▶ **Problem statement**:
Return all of the data verbatim, dropping any picture.

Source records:
▬▬▬▬▬▬
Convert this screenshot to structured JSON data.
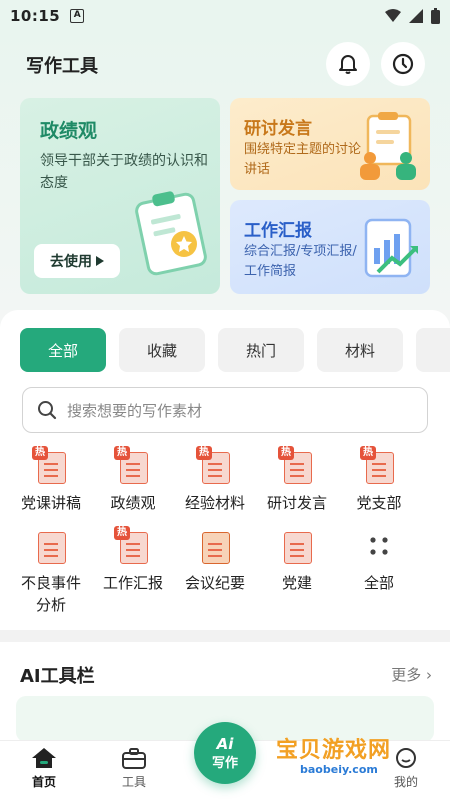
{
  "status": {
    "time": "10:15",
    "a_badge": "A"
  },
  "header": {
    "title": "写作工具"
  },
  "cards": {
    "zhengji": {
      "title": "政绩观",
      "desc": "领导干部关于政绩的认识和态度",
      "button": "去使用"
    },
    "yantao": {
      "title": "研讨发言",
      "desc": "围绕特定主题的讨论讲话"
    },
    "huibao": {
      "title": "工作汇报",
      "desc": "综合汇报/专项汇报/工作简报"
    }
  },
  "tabs": [
    "全部",
    "收藏",
    "热门",
    "材料"
  ],
  "search": {
    "placeholder": "搜索想要的写作素材"
  },
  "grid": [
    {
      "label": "党课讲稿",
      "hot": "热"
    },
    {
      "label": "政绩观",
      "hot": "热"
    },
    {
      "label": "经验材料",
      "hot": "热"
    },
    {
      "label": "研讨发言",
      "hot": "热"
    },
    {
      "label": "党支部",
      "hot": "热"
    },
    {
      "label": "不良事件分析",
      "hot": ""
    },
    {
      "label": "工作汇报",
      "hot": "热"
    },
    {
      "label": "会议纪要",
      "hot": ""
    },
    {
      "label": "党建",
      "hot": ""
    },
    {
      "label": "全部",
      "hot": ""
    }
  ],
  "ai_toolbar": {
    "title": "AI工具栏",
    "more": "更多"
  },
  "nav": {
    "home": "首页",
    "tools": "工具",
    "fab_ai": "Ai",
    "fab_write": "写作",
    "mine": "我的"
  },
  "watermark": {
    "main": "宝贝游戏网",
    "sub": "baobeiy.com"
  },
  "colors": {
    "accent": "#25a97c",
    "hot": "#e5533a"
  }
}
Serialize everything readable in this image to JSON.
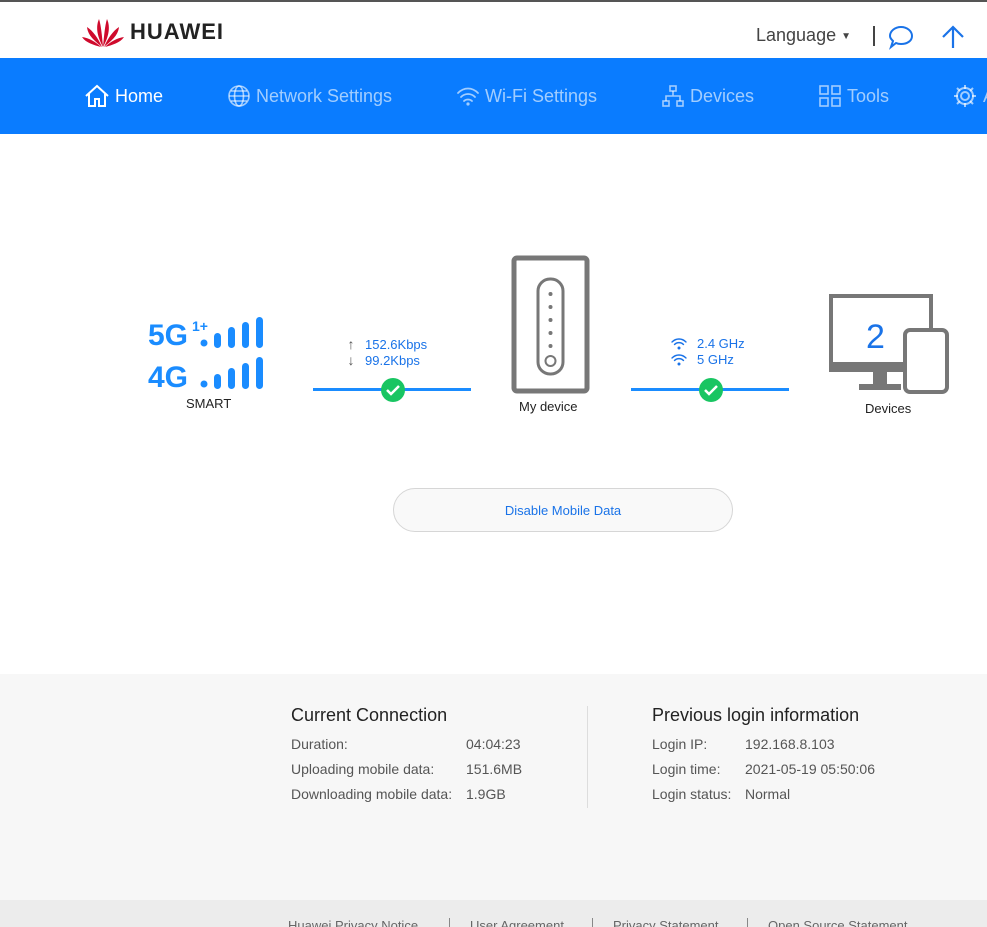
{
  "header": {
    "brand": "HUAWEI",
    "language_label": "Language",
    "icons": [
      "chat-icon",
      "arrow-up-icon"
    ]
  },
  "nav": {
    "items": [
      {
        "label": "Home",
        "icon": "home-icon"
      },
      {
        "label": "Network Settings",
        "icon": "globe-icon"
      },
      {
        "label": "Wi-Fi Settings",
        "icon": "wifi-icon"
      },
      {
        "label": "Devices",
        "icon": "network-tree-icon"
      },
      {
        "label": "Tools",
        "icon": "grid-icon"
      },
      {
        "label": "A",
        "icon": "gear-icon"
      }
    ],
    "active": "Home"
  },
  "status": {
    "network_top": "5G",
    "network_top_sup": "1+",
    "network_bottom": "4G",
    "network_mode": "SMART",
    "upload_rate": "152.6Kbps",
    "download_rate": "99.2Kbps",
    "device_label": "My device",
    "wifi_band_1": "2.4 GHz",
    "wifi_band_2": "5 GHz",
    "devices_count": "2",
    "devices_label": "Devices",
    "disable_button": "Disable Mobile Data"
  },
  "current_connection": {
    "title": "Current Connection",
    "rows": [
      {
        "label": "Duration:",
        "value": "04:04:23"
      },
      {
        "label": "Uploading mobile data:",
        "value": "151.6MB"
      },
      {
        "label": "Downloading mobile data:",
        "value": "1.9GB"
      }
    ]
  },
  "previous_login": {
    "title": "Previous login information",
    "rows": [
      {
        "label": "Login IP:",
        "value": "192.168.8.103"
      },
      {
        "label": "Login time:",
        "value": "2021-05-19 05:50:06"
      },
      {
        "label": "Login status:",
        "value": "Normal"
      }
    ]
  },
  "footer": {
    "links": [
      "Huawei Privacy Notice",
      "User Agreement",
      "Privacy Statement",
      "Open Source Statement"
    ]
  },
  "colors": {
    "nav_bg": "#0a7cff",
    "accent_blue": "#1a73e8",
    "check_green": "#19c562",
    "brand_red": "#cf0a2c"
  }
}
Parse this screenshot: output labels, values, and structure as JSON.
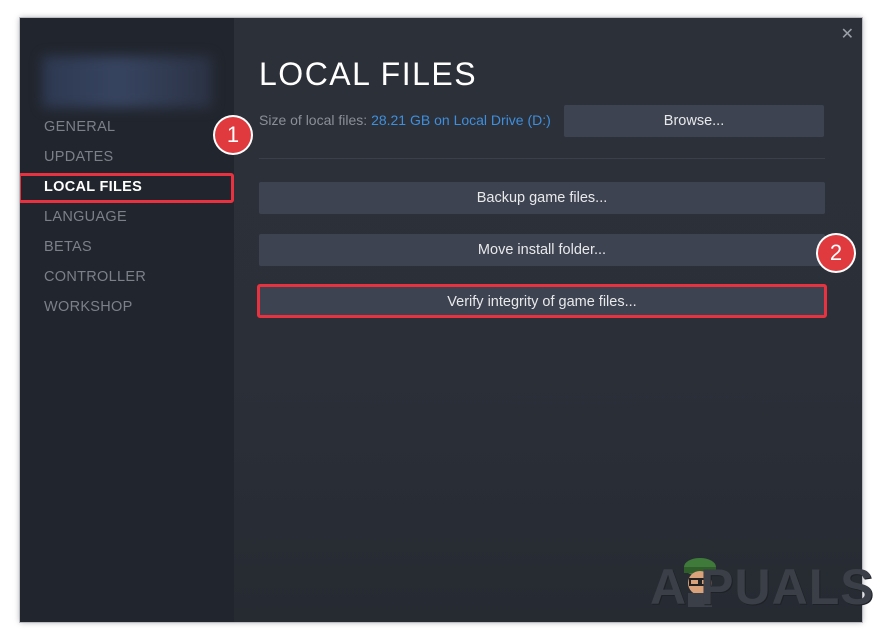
{
  "window": {
    "close_glyph": "✕"
  },
  "sidebar": {
    "items": [
      {
        "label": "GENERAL"
      },
      {
        "label": "UPDATES"
      },
      {
        "label": "LOCAL FILES",
        "active": true
      },
      {
        "label": "LANGUAGE"
      },
      {
        "label": "BETAS"
      },
      {
        "label": "CONTROLLER"
      },
      {
        "label": "WORKSHOP"
      }
    ]
  },
  "main": {
    "title": "LOCAL FILES",
    "size_label": "Size of local files:",
    "size_value": "28.21 GB on Local Drive (D:)",
    "browse_label": "Browse...",
    "backup_label": "Backup game files...",
    "move_label": "Move install folder...",
    "verify_label": "Verify integrity of game files..."
  },
  "annotations": {
    "step1": "1",
    "step2": "2",
    "highlight_color": "#e8323f"
  },
  "watermark": {
    "text": "A  PUALS"
  },
  "colors": {
    "window_bg": "#2a2e36",
    "sidebar_bg": "#21252d",
    "button_bg": "#3d4350",
    "link_blue": "#3f8fdd"
  }
}
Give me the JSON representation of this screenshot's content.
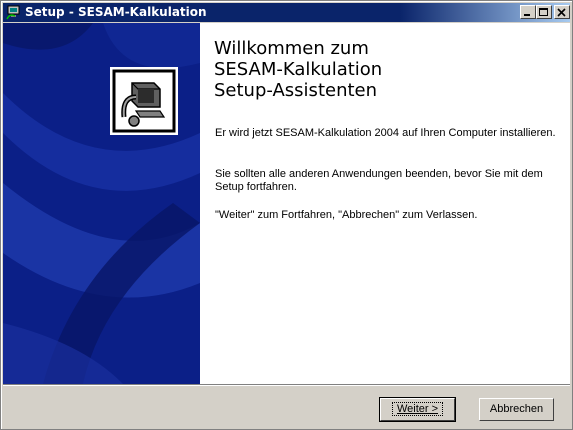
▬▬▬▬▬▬
▶ **Your response**:
Convert this screenshot to structured JSON data.
{
  "status": {
    "time": "10:15",
    "a_badge": "A"
  },
  "header": {
    "title": "写作工具"
  },
  "cards": {
    "zhengji": {
      "title": "政绩观",
      "desc": "领导干部关于政绩的认识和态度",
      "button": "去使用"
    },
    "yantao": {
      "title": "研讨发言",
      "desc": "围绕特定主题的讨论讲话"
    },
    "huibao": {
      "title": "工作汇报",
      "desc": "综合汇报/专项汇报/工作简报"
    }
  },
  "tabs": [
    "全部",
    "收藏",
    "热门",
    "材料"
  ],
  "search": {
    "placeholder": "搜索想要的写作素材"
  },
  "grid": [
    {
      "label": "党课讲稿",
      "hot": "热"
    },
    {
      "label": "政绩观",
      "hot": "热"
    },
    {
      "label": "经验材料",
      "hot": "热"
    },
    {
      "label": "研讨发言",
      "hot": "热"
    },
    {
      "label": "党支部",
      "hot": "热"
    },
    {
      "label": "不良事件分析",
      "hot": ""
    },
    {
      "label": "工作汇报",
      "hot": "热"
    },
    {
      "label": "会议纪要",
      "hot": ""
    },
    {
      "label": "党建",
      "hot": ""
    },
    {
      "label": "全部",
      "hot": ""
    }
  ],
  "ai_toolbar": {
    "title": "AI工具栏",
    "more": "更多"
  },
  "nav": {
    "home": "首页",
    "tools": "工具",
    "fab_ai": "Ai",
    "fab_write": "写作",
    "mine": "我的"
  },
  "watermark": {
    "main": "宝贝游戏网",
    "sub": "baobeiy.com"
  },
  "colors": {
    "accent": "#25a97c",
    "hot": "#e5533a"
  }
}
Serialize everything readable in this image to JSON.
{
  "header": {
    "brand": "HUAWEI",
    "language_label": "Language",
    "icons": [
      "chat-icon",
      "arrow-up-icon"
    ]
  },
  "nav": {
    "items": [
      {
        "label": "Home",
        "icon": "home-icon"
      },
      {
        "label": "Network Settings",
        "icon": "globe-icon"
      },
      {
        "label": "Wi-Fi Settings",
        "icon": "wifi-icon"
      },
      {
        "label": "Devices",
        "icon": "network-tree-icon"
      },
      {
        "label": "Tools",
        "icon": "grid-icon"
      },
      {
        "label": "A",
        "icon": "gear-icon"
      }
    ],
    "active": "Home"
  },
  "status": {
    "network_top": "5G",
    "network_top_sup": "1+",
    "network_bottom": "4G",
    "network_mode": "SMART",
    "upload_rate": "152.6Kbps",
    "download_rate": "99.2Kbps",
    "device_label": "My device",
    "wifi_band_1": "2.4 GHz",
    "wifi_band_2": "5 GHz",
    "devices_count": "2",
    "devices_label": "Devices",
    "disable_button": "Disable Mobile Data"
  },
  "current_connection": {
    "title": "Current Connection",
    "rows": [
      {
        "label": "Duration:",
        "value": "04:04:23"
      },
      {
        "label": "Uploading mobile data:",
        "value": "151.6MB"
      },
      {
        "label": "Downloading mobile data:",
        "value": "1.9GB"
      }
    ]
  },
  "previous_login": {
    "title": "Previous login information",
    "rows": [
      {
        "label": "Login IP:",
        "value": "192.168.8.103"
      },
      {
        "label": "Login time:",
        "value": "2021-05-19 05:50:06"
      },
      {
        "label": "Login status:",
        "value": "Normal"
      }
    ]
  },
  "footer": {
    "links": [
      "Huawei Privacy Notice",
      "User Agreement",
      "Privacy Statement",
      "Open Source Statement"
    ]
  },
  "colors": {
    "nav_bg": "#0a7cff",
    "accent_blue": "#1a73e8",
    "check_green": "#19c562",
    "brand_red": "#cf0a2c"
  }
}
Parse this screenshot: output labels, values, and structure as JSON.
{
  "window": {
    "close_glyph": "✕"
  },
  "sidebar": {
    "items": [
      {
        "label": "GENERAL"
      },
      {
        "label": "UPDATES"
      },
      {
        "label": "LOCAL FILES",
        "active": true
      },
      {
        "label": "LANGUAGE"
      },
      {
        "label": "BETAS"
      },
      {
        "label": "CONTROLLER"
      },
      {
        "label": "WORKSHOP"
      }
    ]
  },
  "main": {
    "title": "LOCAL FILES",
    "size_label": "Size of local files:",
    "size_value": "28.21 GB on Local Drive (D:)",
    "browse_label": "Browse...",
    "backup_label": "Backup game files...",
    "move_label": "Move install folder...",
    "verify_label": "Verify integrity of game files..."
  },
  "annotations": {
    "step1": "1",
    "step2": "2",
    "highlight_color": "#e8323f"
  },
  "watermark": {
    "text": "A  PUALS"
  },
  "colors": {
    "window_bg": "#2a2e36",
    "sidebar_bg": "#21252d",
    "button_bg": "#3d4350",
    "link_blue": "#3f8fdd"
  }
}
Give me the JSON representation of this screenshot's content.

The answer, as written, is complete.